--- START ---
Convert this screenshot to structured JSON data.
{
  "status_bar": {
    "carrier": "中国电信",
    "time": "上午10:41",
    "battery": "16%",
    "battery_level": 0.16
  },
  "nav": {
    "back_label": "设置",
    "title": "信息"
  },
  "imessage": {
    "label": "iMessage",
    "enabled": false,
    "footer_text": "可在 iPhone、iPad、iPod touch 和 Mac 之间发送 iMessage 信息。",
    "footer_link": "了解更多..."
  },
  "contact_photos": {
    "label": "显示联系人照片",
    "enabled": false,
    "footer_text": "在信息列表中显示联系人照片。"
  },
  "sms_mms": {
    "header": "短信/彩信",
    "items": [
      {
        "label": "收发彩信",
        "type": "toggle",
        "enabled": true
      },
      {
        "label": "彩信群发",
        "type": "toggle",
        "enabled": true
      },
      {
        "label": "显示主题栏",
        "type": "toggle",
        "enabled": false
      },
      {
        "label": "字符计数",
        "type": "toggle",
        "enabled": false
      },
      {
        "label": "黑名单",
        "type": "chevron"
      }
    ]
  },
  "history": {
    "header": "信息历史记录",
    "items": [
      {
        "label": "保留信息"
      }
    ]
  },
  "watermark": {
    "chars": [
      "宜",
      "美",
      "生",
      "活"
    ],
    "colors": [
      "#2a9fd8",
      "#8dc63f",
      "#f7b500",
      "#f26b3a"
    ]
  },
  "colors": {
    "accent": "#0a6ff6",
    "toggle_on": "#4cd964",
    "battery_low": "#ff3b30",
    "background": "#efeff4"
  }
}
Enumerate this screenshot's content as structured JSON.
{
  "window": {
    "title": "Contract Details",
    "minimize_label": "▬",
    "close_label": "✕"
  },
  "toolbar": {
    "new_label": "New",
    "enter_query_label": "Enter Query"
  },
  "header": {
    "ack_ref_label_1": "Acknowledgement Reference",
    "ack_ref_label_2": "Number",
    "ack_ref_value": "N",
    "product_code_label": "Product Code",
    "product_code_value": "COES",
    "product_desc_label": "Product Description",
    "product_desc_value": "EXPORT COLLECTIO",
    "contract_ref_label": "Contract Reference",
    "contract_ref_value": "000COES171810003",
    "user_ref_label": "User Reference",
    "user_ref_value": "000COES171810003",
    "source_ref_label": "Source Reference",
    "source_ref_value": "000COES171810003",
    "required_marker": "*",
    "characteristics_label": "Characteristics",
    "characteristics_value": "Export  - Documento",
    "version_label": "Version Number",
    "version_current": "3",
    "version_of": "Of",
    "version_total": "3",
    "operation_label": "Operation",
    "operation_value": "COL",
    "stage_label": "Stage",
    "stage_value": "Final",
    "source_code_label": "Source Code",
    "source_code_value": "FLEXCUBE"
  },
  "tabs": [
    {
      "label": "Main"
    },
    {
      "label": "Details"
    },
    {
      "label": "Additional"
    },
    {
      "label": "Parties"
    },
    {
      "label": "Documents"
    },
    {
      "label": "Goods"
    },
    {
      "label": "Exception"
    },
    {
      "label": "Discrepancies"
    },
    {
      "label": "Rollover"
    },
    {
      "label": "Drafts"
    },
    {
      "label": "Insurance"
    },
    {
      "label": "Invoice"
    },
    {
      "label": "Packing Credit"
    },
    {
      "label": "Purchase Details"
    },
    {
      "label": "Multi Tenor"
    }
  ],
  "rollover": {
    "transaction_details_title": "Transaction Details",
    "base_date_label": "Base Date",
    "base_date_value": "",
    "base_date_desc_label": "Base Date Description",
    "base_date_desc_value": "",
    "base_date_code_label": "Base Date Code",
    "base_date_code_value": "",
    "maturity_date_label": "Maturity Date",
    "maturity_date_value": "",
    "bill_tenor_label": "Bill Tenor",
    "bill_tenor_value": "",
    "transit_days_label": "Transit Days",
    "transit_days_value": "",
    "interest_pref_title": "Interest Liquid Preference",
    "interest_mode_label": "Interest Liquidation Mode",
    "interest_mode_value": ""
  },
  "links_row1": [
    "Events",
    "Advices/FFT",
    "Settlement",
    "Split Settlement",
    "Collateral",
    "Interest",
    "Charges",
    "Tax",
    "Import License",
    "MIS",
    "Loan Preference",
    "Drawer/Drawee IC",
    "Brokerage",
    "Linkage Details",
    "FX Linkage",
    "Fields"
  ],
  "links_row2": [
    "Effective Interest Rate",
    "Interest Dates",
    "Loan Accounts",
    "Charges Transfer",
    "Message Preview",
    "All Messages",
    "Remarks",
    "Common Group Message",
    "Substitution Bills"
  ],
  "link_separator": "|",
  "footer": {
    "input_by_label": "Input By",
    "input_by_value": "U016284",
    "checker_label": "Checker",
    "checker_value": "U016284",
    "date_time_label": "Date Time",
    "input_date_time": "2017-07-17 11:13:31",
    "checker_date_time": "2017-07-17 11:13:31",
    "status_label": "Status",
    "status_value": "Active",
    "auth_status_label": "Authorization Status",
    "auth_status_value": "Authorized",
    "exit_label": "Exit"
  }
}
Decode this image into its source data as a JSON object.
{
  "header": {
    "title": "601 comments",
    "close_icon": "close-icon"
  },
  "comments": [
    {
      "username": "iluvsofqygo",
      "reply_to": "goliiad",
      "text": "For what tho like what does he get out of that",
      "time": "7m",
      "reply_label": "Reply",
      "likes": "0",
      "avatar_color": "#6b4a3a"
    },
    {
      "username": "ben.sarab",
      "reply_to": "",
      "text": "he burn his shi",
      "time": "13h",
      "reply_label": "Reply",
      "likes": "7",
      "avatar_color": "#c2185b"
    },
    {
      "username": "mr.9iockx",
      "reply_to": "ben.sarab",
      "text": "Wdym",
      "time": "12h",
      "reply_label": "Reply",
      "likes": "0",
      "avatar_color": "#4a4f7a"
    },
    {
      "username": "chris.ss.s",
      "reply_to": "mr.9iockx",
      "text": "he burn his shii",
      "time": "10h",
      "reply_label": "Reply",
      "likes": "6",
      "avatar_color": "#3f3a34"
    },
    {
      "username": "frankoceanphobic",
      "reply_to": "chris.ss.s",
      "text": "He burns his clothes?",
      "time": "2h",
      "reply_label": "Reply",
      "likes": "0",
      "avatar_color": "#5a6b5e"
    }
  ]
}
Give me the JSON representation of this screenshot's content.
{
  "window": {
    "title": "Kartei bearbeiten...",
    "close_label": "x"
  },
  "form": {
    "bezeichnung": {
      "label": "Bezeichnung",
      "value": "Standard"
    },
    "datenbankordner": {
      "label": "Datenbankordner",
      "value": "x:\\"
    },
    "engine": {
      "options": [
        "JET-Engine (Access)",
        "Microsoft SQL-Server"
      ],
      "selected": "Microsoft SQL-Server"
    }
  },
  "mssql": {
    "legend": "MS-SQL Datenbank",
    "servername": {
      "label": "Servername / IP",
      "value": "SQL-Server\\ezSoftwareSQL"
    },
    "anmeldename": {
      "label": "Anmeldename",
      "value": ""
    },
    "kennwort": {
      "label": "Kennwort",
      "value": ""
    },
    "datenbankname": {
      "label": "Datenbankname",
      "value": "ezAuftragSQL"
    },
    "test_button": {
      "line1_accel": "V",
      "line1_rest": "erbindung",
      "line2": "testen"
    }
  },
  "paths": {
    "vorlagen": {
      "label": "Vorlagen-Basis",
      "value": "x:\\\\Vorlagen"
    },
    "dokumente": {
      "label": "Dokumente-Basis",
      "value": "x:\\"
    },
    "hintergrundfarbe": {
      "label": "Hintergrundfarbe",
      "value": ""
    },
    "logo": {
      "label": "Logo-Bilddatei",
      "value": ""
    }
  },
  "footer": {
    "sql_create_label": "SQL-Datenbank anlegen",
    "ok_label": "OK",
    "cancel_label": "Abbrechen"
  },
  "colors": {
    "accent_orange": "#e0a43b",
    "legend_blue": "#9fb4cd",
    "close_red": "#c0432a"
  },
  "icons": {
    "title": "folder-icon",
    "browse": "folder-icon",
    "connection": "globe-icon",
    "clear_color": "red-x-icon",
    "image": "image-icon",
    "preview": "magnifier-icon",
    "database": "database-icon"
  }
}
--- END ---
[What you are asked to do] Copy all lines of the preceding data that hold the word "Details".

[Reply]
    "title": "Contract Details",
      "label": "Details"
      "label": "Purchase Details"
    "transaction_details_title": "Transaction Details",
    "Linkage Details",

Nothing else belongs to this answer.